Small purchases are those we consider insignificant, but the important thing is that they are so many and so small that we may not notice them, but then, at the end of the month, they become an amount that could’ve been a weekend getaway or a down payment for a new car. And even if small purchases are everywhere, it’s very easy for them to go unnoticed and become an important money drain.

According to calculations from personal finance experts, small purchases may represent up to 12% of a worker’s income. These expenses are everywhere and have to do with our day-to-day: spare change rounded up at the grocery store, a loose cigarette bought on the street, a cup of coffee, chewing gum, a bag of chips, etc.

All these small leaks of money affect your finances significantly; if you’re a worker making $10,000 a month, we’re talking about $1,200 monthly, close to $15,000/year that you could be saving for some vacations abroad, to leave your parents’ house or have an early retirement.

And this only refers to the spare change in your wallet, but there are other small expenses related, for example, with interest payments on your credit cards, a gym subscription you’re never using or charges from withdrawing money from an ATM of another company. These are also eating away your dreams of becoming a millionaire.

  • Purchases made with your credit card without interest: if you’re organized, plan your expenses and are disciplined with your payments, you shouldn’t worry. But if you have an emergency or simply forget and don’t make a payment on time, interest will generate and represent an additional amount you have to pay.
  • Credit card charges: remember some cards charge annuity, consulting your balance, replacing a lost card, withdrawing at another company’s ATM.
  • Paying your utilities at a bank or convenience store: some of these places charge extra for paying services and utilities. Take that into consideration.

How to eliminate small expenses:

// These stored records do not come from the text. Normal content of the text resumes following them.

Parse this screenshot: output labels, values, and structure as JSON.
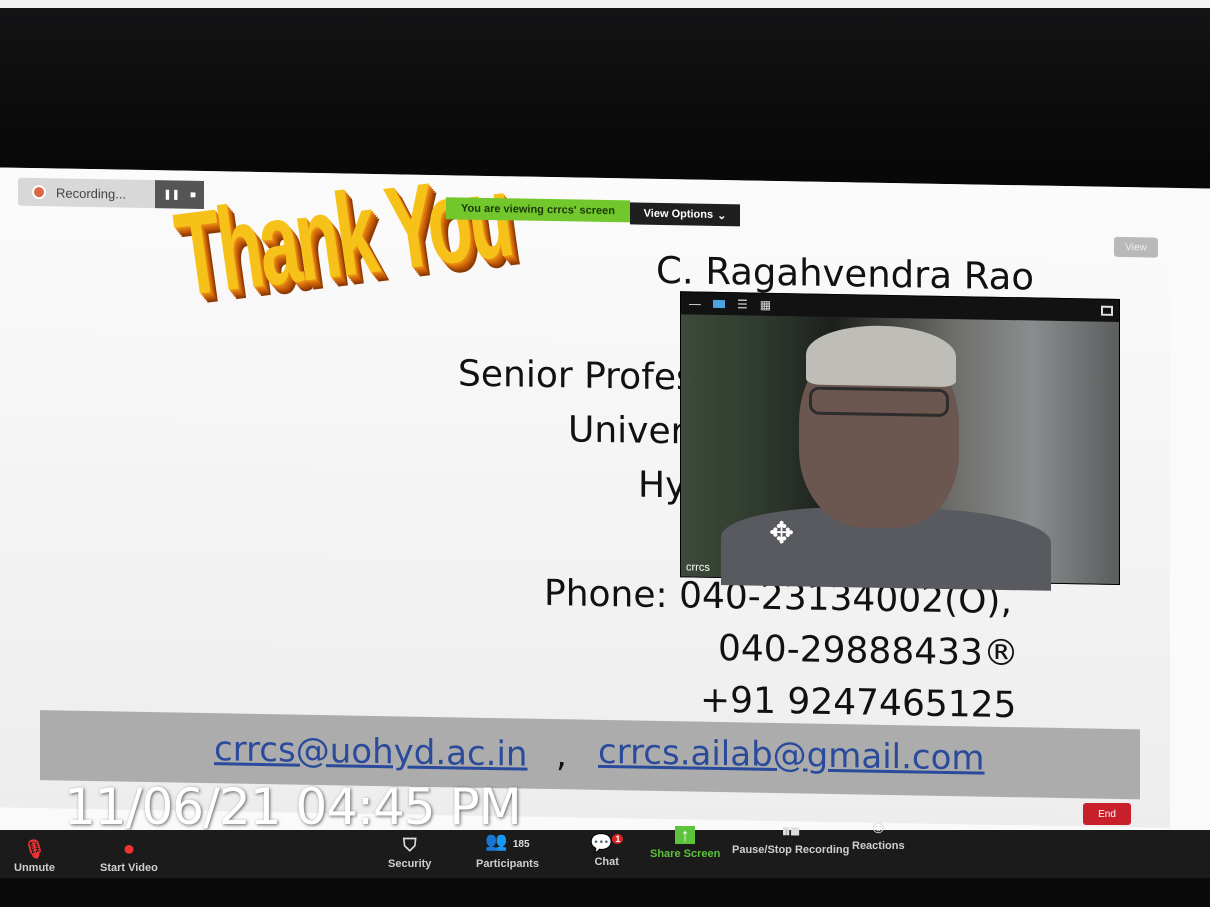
{
  "recording": {
    "label": "Recording..."
  },
  "banner": {
    "viewing_text": "You are viewing crrcs' screen",
    "view_options": "View Options",
    "view_button": "View"
  },
  "slide": {
    "thank_you": "Thank You",
    "name": "C. Ragahvendra Rao",
    "title_line": "Senior Profes",
    "univ_line": "Univer",
    "city_line": "Hy",
    "phone_line1": "Phone: 040-23134002(O),",
    "phone_line2": "040-29888433®",
    "phone_line3": "+91 9247465125",
    "email1": "crrcs@uohyd.ac.in",
    "email_sep": ",",
    "email2": "crrcs.ailab@gmail.com"
  },
  "video": {
    "participant_name": "crrcs"
  },
  "toolbar": {
    "unmute": "Unmute",
    "start_video": "Start Video",
    "security": "Security",
    "participants": "Participants",
    "participants_count": "185",
    "chat": "Chat",
    "chat_badge": "1",
    "share_screen": "Share Screen",
    "pause_stop_recording": "Pause/Stop Recording",
    "reactions": "Reactions",
    "end": "End"
  },
  "overlay": {
    "timestamp": "11/06/21 04:45 PM"
  },
  "colors": {
    "share_green": "#5cc33a",
    "end_red": "#c8202a",
    "banner_green": "#72c72c"
  },
  "icons": [
    "record-icon",
    "pause-icon",
    "stop-icon",
    "mic-off-icon",
    "video-off-icon",
    "shield-icon",
    "participants-icon",
    "chat-icon",
    "share-icon",
    "reactions-icon",
    "move-icon"
  ]
}
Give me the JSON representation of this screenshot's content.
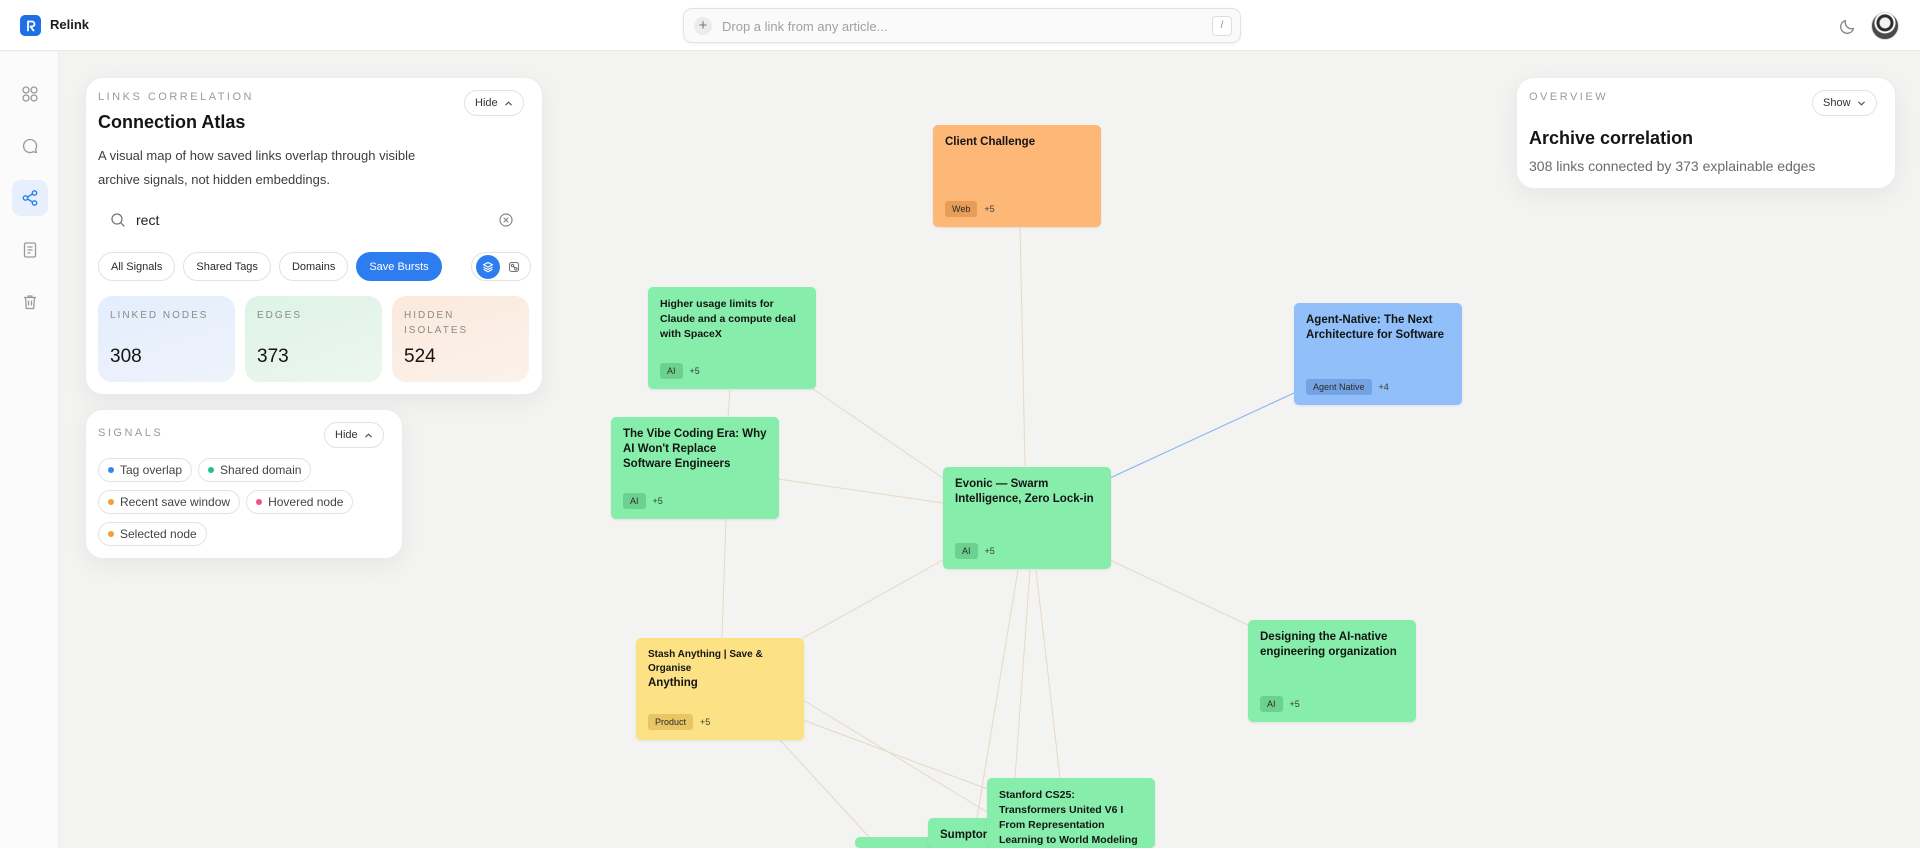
{
  "app": {
    "name": "Relink"
  },
  "link_bar": {
    "placeholder": "Drop a link from any article...",
    "shortcut": "/"
  },
  "rail": {
    "icons": [
      "grid-icon",
      "chat-icon",
      "share-graph-icon",
      "notebook-icon",
      "trash-icon"
    ],
    "active": "share-graph-icon"
  },
  "atlas_panel": {
    "kicker": "LINKS CORRELATION",
    "title": "Connection Atlas",
    "toggle_label": "Hide",
    "description": "A visual map of how saved links overlap through visible archive signals, not hidden embeddings.",
    "search_value": "rect",
    "filters": [
      {
        "label": "All Signals",
        "active": false
      },
      {
        "label": "Shared Tags",
        "active": false
      },
      {
        "label": "Domains",
        "active": false
      },
      {
        "label": "Save Bursts",
        "active": true
      }
    ],
    "view_modes": [
      "layers-icon",
      "clusters-icon"
    ],
    "stats": [
      {
        "label": "LINKED NODES",
        "value": "308"
      },
      {
        "label": "EDGES",
        "value": "373"
      },
      {
        "label": "HIDDEN ISOLATES",
        "value": "524"
      }
    ]
  },
  "signals_panel": {
    "kicker": "SIGNALS",
    "toggle_label": "Hide",
    "items": [
      {
        "label": "Tag overlap",
        "color": "#3b82f6"
      },
      {
        "label": "Shared domain",
        "color": "#22c08a"
      },
      {
        "label": "Recent save window",
        "color": "#f0a030"
      },
      {
        "label": "Hovered node",
        "color": "#f0508a"
      },
      {
        "label": "Selected node",
        "color": "#f0a030"
      }
    ]
  },
  "overview_panel": {
    "kicker": "OVERVIEW",
    "toggle_label": "Show",
    "title": "Archive correlation",
    "subtitle": "308 links connected by 373 explainable edges"
  },
  "nodes": [
    {
      "title": "Client Challenge",
      "tag": "Web",
      "more": "+5",
      "color": "orange"
    },
    {
      "title": "Higher usage limits for Claude and a compute deal with SpaceX",
      "tag": "AI",
      "more": "+5",
      "color": "green"
    },
    {
      "title": "Agent-Native: The Next Architecture for Software",
      "tag": "Agent Native",
      "more": "+4",
      "color": "blue"
    },
    {
      "title": "The Vibe Coding Era: Why AI Won't Replace Software Engineers",
      "tag": "AI",
      "more": "+5",
      "color": "green"
    },
    {
      "title": "Evonic — Swarm Intelligence, Zero Lock-in",
      "tag": "AI",
      "more": "+5",
      "color": "green"
    },
    {
      "title": "Designing the AI-native engineering organization",
      "tag": "AI",
      "more": "+5",
      "color": "green"
    },
    {
      "title_small": "Stash Anything | Save & Organise",
      "title": "Anything",
      "tag": "Product",
      "more": "+5",
      "color": "yellow"
    },
    {
      "title": "Stanford CS25: Transformers United V6 I From Representation Learning to World Modeling",
      "tag": "",
      "more": "",
      "color": "green"
    },
    {
      "title": "Sumpton",
      "tag": "",
      "more": "",
      "color": "green"
    }
  ],
  "colors": {
    "accent": "#2e7df0",
    "node_green": "#86eeaa",
    "node_orange": "#fdb877",
    "node_blue": "#90bff9",
    "node_yellow": "#fde285"
  }
}
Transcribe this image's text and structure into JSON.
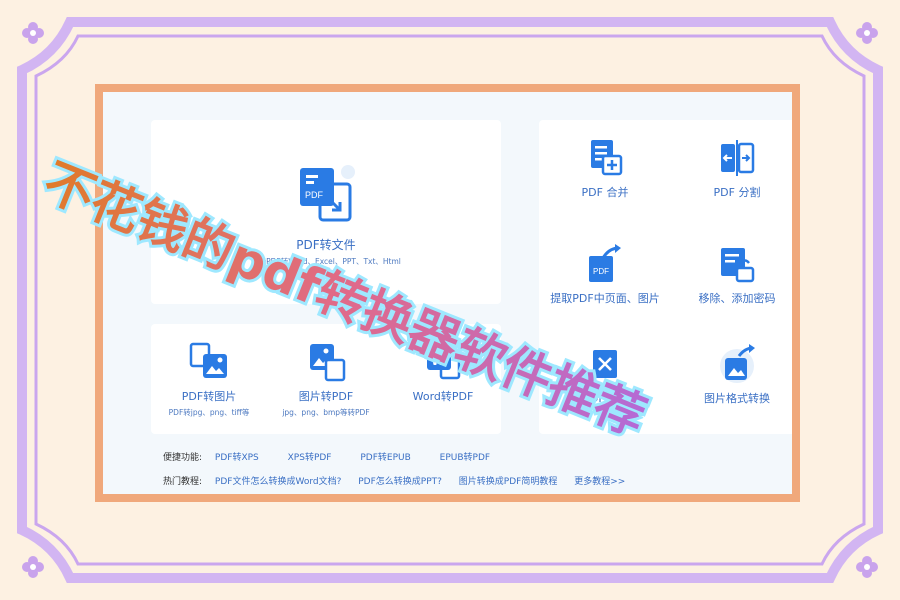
{
  "headline": {
    "text": "不花钱的pdf转换器软件推荐",
    "color_start": "#e07a2a",
    "color_end": "#b46ad6",
    "glow": "#8fe3ff"
  },
  "colors": {
    "frame": "#caa6ee",
    "frame_fill": "#fdf1e2",
    "card_border": "#f0a87b",
    "accent": "#2a7be4",
    "label": "#3a6fc4"
  },
  "main_tool": {
    "label": "PDF转文件",
    "sub": "支持PDF转Word、Excel、PPT、Txt、Html",
    "icon": "pdf-convert-icon"
  },
  "bottom_tools": [
    {
      "label": "PDF转图片",
      "sub": "PDF转jpg、png、tiff等",
      "icon": "pdf-to-image-icon"
    },
    {
      "label": "图片转PDF",
      "sub": "jpg、png、bmp等转PDF",
      "icon": "image-to-pdf-icon"
    },
    {
      "label": "Word转PDF",
      "sub": "",
      "icon": "word-to-pdf-icon"
    }
  ],
  "right_tools": [
    {
      "label": "PDF 合并",
      "icon": "pdf-merge-icon"
    },
    {
      "label": "PDF 分割",
      "icon": "pdf-split-icon"
    },
    {
      "label": "提取PDF中页面、图片",
      "icon": "pdf-extract-icon"
    },
    {
      "label": "移除、添加密码",
      "icon": "pdf-password-icon"
    },
    {
      "label": "PDF压缩",
      "icon": "pdf-compress-icon"
    },
    {
      "label": "图片格式转换",
      "icon": "image-format-icon"
    }
  ],
  "quick": {
    "title": "便捷功能:",
    "links": [
      "PDF转XPS",
      "XPS转PDF",
      "PDF转EPUB",
      "EPUB转PDF"
    ]
  },
  "tutorials": {
    "title": "热门教程:",
    "links": [
      "PDF文件怎么转换成Word文档?",
      "PDF怎么转换成PPT?",
      "图片转换成PDF简明教程",
      "更多教程>>"
    ]
  }
}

  • Cancel any subscriptions you’re not using: if you have a lot of paid apps in your phone but don’t use them, or have a streaming service that’s not being watched, stop any automatic payments. Perhaps it would be better to make direct payments when you want to use them.
  • Be conscious: program alerts for online payments, check your balance one a month or use an app like Paybook that lets you track all your expenses.
  • Consider these expenses in your monthly budget: sit and make a plan considering income and expenses, and assign an estimate to unforeseen future expenses.
  • Reduce the frequency: there may be days when you truly need to take a taxi or eat out, but try to keep them at a minimum.
  • Avoid sales: if you haven’t planned for the expense and don’t need them, why buy them? Even if there’s an 80% discount, remember impulsive purchases are what’s keeping you poor.


Keeping track of expenses will always make your life better, many of the biggest problems are the money, make sure so you have the literal solution in your hands. If you know someone who has some problems with money, maybe you can share this article.